Creating stories is the first important task of any Heartbeat Retrospective. Storytelling becomes more and more important in all discussions about knowledge management, but here we focus only on the stories the team will tell themselves about them.
Later we will see that one tool of a retrospective is the timeline. Some people believe the timeline has a purpose only for its own sake, but this is definitely not the case. It certainly does not! The timeline is a tool to create storys – that is all. Norman Kerth, Project Retrospectives, made it clear during the Retrospective Gathering 2008 that telling Stories is the key aspect of retrospectives.
Storytelling is on one side an art, on one side there are professional storytellers, like movie makers authors or real professional storytellers, who attract hundreds of people. On the other side Storytelling is a natural gift that everybody is able to use.
Humans have always told stories. Humans are good in telling stories. Humans have transfered their knowledge from generation to generation by telling stories. The most famous example being the Aborigines.

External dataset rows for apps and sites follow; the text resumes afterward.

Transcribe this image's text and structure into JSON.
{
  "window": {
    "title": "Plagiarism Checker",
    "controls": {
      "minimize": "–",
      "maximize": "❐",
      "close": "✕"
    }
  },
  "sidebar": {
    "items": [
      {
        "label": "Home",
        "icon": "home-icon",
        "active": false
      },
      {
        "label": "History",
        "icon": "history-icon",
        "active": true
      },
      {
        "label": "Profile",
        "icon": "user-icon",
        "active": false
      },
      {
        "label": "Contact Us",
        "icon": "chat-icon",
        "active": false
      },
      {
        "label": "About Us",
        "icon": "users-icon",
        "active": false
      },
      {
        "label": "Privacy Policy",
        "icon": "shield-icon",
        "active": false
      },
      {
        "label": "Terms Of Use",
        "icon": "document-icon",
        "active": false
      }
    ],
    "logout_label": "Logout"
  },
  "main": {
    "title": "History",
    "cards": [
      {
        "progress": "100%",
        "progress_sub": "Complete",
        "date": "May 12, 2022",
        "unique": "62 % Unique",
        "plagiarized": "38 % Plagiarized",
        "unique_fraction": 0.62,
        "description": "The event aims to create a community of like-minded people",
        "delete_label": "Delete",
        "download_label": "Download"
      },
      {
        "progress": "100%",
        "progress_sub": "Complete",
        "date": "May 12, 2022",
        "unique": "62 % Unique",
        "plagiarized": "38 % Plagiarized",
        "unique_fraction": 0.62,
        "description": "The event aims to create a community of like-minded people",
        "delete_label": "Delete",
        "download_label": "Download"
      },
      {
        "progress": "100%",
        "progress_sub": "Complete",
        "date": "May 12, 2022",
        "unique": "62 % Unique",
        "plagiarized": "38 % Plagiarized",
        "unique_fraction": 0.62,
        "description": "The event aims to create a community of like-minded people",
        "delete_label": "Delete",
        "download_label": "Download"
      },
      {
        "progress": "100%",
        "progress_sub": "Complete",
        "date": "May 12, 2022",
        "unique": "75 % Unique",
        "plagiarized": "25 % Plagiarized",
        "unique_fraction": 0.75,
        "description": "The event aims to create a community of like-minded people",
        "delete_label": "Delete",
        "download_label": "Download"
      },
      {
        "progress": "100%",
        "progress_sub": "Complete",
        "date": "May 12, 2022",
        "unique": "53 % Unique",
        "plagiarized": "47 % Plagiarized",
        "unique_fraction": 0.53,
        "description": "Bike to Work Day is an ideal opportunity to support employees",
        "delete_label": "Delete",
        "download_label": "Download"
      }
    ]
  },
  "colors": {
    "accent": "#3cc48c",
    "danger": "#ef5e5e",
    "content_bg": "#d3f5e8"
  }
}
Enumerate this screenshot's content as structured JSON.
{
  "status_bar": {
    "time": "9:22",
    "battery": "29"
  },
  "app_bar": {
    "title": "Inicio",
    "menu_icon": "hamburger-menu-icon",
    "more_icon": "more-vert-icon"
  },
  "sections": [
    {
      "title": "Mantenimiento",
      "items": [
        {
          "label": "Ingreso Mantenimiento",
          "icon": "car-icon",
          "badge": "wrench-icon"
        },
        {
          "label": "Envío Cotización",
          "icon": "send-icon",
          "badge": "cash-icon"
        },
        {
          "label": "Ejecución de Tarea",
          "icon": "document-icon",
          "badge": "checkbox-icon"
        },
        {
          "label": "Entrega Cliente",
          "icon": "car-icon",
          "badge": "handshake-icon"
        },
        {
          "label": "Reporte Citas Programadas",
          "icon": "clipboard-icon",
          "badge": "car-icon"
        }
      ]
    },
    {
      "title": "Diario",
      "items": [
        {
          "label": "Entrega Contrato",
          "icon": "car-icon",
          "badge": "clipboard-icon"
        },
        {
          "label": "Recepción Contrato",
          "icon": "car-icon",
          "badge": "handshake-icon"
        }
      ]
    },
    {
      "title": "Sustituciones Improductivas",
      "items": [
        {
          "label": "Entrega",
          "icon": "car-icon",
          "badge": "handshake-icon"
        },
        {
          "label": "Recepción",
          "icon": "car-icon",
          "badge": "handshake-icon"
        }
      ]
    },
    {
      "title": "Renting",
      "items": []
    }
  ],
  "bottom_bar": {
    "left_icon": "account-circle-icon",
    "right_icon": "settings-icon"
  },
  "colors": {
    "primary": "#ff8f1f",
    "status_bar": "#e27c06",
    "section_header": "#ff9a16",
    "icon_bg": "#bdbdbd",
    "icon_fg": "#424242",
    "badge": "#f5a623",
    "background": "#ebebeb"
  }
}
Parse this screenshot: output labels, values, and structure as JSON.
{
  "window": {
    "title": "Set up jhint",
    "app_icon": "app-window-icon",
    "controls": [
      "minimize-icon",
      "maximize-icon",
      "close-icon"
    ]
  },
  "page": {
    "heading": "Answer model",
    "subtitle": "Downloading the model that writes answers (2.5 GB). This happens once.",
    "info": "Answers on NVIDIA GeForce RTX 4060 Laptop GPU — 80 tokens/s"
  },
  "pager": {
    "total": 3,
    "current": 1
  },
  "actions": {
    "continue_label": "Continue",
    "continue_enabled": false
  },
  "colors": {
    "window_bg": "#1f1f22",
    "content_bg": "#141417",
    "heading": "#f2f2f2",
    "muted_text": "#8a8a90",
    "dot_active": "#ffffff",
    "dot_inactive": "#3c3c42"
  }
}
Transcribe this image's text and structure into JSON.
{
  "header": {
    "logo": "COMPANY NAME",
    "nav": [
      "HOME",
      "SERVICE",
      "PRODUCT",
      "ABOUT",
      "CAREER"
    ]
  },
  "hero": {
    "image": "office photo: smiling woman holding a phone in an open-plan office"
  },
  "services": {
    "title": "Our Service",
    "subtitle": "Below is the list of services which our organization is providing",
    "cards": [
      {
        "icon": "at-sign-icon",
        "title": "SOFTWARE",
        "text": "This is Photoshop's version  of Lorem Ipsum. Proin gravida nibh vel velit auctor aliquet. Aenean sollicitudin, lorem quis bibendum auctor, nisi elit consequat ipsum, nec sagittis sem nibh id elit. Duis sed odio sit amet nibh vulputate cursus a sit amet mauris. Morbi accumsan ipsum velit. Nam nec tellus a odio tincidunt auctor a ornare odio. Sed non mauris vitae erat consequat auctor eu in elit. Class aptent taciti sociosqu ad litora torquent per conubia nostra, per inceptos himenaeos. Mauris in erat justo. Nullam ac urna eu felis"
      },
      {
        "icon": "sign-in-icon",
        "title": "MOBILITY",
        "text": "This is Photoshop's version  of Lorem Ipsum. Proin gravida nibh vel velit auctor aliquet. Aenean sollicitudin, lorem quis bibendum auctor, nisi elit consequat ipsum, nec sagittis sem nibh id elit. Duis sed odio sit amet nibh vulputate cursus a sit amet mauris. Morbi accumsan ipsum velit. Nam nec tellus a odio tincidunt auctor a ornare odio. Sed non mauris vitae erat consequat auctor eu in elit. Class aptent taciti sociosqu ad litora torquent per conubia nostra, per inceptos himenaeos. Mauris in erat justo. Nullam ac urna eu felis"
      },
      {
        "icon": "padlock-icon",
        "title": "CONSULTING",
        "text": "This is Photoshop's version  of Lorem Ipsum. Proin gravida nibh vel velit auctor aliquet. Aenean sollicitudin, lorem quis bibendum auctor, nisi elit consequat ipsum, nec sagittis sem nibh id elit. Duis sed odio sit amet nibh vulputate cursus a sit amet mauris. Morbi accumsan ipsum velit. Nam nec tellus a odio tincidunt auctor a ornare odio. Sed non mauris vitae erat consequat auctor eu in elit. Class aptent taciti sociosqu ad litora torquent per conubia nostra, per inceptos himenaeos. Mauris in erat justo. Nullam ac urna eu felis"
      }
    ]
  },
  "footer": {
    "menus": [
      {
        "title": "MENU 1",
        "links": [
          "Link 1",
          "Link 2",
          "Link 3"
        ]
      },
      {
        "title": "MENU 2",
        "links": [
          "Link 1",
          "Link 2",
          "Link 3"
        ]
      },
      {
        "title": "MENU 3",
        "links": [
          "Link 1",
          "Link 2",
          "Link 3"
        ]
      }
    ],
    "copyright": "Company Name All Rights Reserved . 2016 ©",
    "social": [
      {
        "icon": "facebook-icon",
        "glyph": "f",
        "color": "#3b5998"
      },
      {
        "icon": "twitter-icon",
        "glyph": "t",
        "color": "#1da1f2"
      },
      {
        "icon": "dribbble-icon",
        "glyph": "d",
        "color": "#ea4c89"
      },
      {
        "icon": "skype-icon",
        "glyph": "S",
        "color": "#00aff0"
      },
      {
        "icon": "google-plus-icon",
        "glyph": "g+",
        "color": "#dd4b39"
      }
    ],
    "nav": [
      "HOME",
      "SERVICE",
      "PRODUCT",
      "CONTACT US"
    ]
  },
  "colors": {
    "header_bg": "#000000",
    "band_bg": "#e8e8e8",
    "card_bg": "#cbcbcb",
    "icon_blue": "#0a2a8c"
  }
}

“Indigenous Australia’s oral tradition and religious values are based upon reverence for the land and a belief in this Dreamtime. The Dreaming is at once both the ancient time of creation and the present day reality of Dreaming. There were a great many different groups, each with their own individual culture, belief structure, and language. These cultures overlapped to a greater or lesser extent, and evolved over time. Major Ancestral spirits include the Rainbow Serpent, Baiame, and Bunjil. The Yowie and Bunyip are also well known Ancestral beings. One version of the Dreaming story runs as follows:
The whole world was asleep. Everything was quiet, nothing moved, nothing grew. The animals slept under the earth. One day the rainbow snake woke up and crawled to the surface of the earth. She pushed everything aside that was in her way. She wandered through the whole country and when she was tired she coiled up and slept. So she left her tracks. After she had been everywhere she went back and called the frogs. When they came out their tubby stomachs were full of water. The rainbow snake tickled them and the frogs laughed. The water poured out of their mouths and filled the tracks of the rainbow snake. That’s how rivers and lakes were created. Then grass and trees began to grow and the earth filled with life. (Wikipedia.org)
But how do we find the stories of our Scrum-(Project)-Team? A very simple way is to ask everybody to brainstorm for significant events in the last iteration (Sprint).
“A significant event is defined as an event that was so remarkable for yourself that you know it influenced your work life in the last iteration. It can be a private or business event. You decide what you want to share.”
More next week ….
Readinglist about Storytelling:
- A very good book that shows how Storytelling works: Ideas made to stick.
- The book that made storytelling famous in the business world: The Springboard, by Steve Denning